The problem:
Write out each record exactly as it stands. No pictures belong in the copy.

Items from an interface collection:
--- START ---

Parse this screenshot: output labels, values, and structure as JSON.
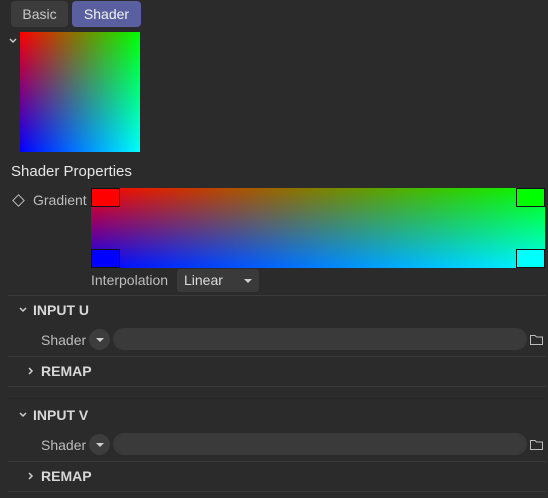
{
  "tabs": [
    {
      "label": "Basic",
      "active": false
    },
    {
      "label": "Shader",
      "active": true
    }
  ],
  "section_title": "Shader Properties",
  "gradient": {
    "label": "Gradient",
    "colors": {
      "top_left": "#ff0000",
      "top_right": "#00ff00",
      "bottom_left": "#0000ff",
      "bottom_right": "#00ffff"
    }
  },
  "interpolation": {
    "label": "Interpolation",
    "value": "Linear"
  },
  "input_u": {
    "title": "INPUT U",
    "shader_label": "Shader",
    "shader_value": "",
    "remap_label": "REMAP"
  },
  "input_v": {
    "title": "INPUT V",
    "shader_label": "Shader",
    "shader_value": "",
    "remap_label": "REMAP"
  },
  "colors": {
    "background": "#2b2b2b",
    "active_tab": "#5a5fa0",
    "field": "#3a3a3a"
  }
}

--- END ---

Response box:
Parse this screenshot: output labels, values, and structure as JSON.
{
  "tabs": [
    {
      "label": "Basic",
      "active": false
    },
    {
      "label": "Shader",
      "active": true
    }
  ],
  "section_title": "Shader Properties",
  "gradient": {
    "label": "Gradient",
    "colors": {
      "top_left": "#ff0000",
      "top_right": "#00ff00",
      "bottom_left": "#0000ff",
      "bottom_right": "#00ffff"
    }
  },
  "interpolation": {
    "label": "Interpolation",
    "value": "Linear"
  },
  "input_u": {
    "title": "INPUT U",
    "shader_label": "Shader",
    "shader_value": "",
    "remap_label": "REMAP"
  },
  "input_v": {
    "title": "INPUT V",
    "shader_label": "Shader",
    "shader_value": "",
    "remap_label": "REMAP"
  },
  "colors": {
    "background": "#2b2b2b",
    "active_tab": "#5a5fa0",
    "field": "#3a3a3a"
  }
}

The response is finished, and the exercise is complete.